*** SUPPLIED MATERIAL ***
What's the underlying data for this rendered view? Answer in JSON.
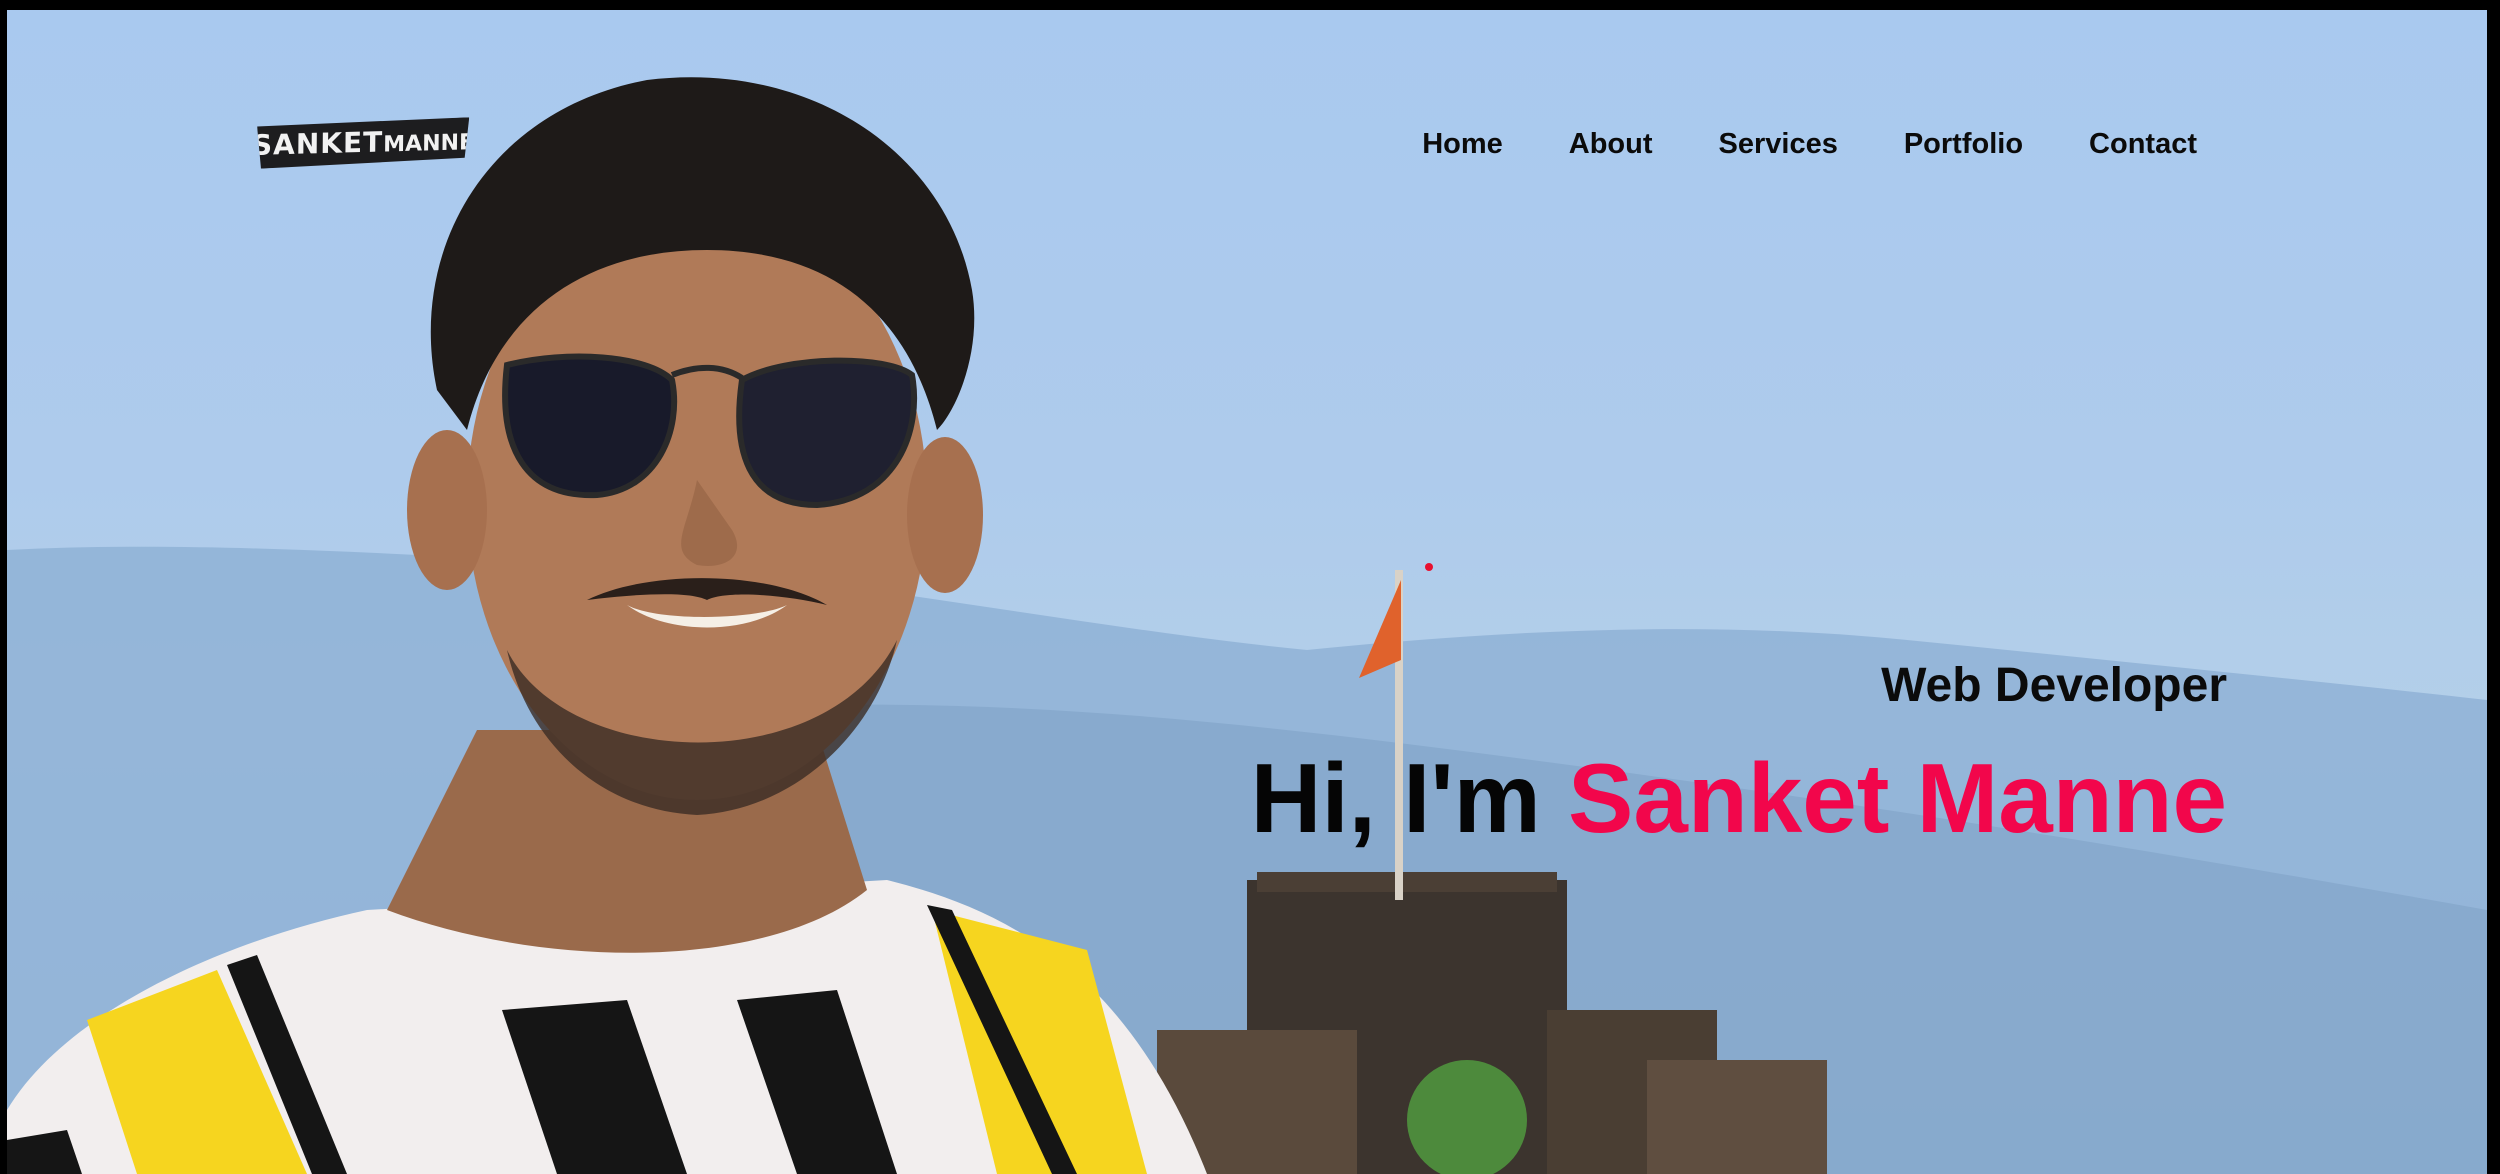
{
  "site": {
    "logo_text_main": "SANKET",
    "logo_text_small": "MANNE"
  },
  "nav": {
    "items": [
      {
        "label": "Home"
      },
      {
        "label": "About"
      },
      {
        "label": "Services"
      },
      {
        "label": "Portfolio"
      },
      {
        "label": "Contact"
      }
    ]
  },
  "hero": {
    "subtitle": "Web Developer",
    "greeting": "Hi, I'm",
    "name": "Sanket Manne"
  },
  "colors": {
    "accent": "#f2064b",
    "text": "#0b0b0b",
    "sky": "#a9c9ef",
    "logo_bg": "#1d1d1f"
  },
  "icons": {
    "cursor_dot": "red-dot-icon"
  }
}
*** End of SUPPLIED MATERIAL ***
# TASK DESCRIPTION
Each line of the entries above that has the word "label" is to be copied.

# RESPONSE
        "label": "Home"
        "label": "About"
        "label": "Services"
        "label": "Portfolio"
        "label": "Contact"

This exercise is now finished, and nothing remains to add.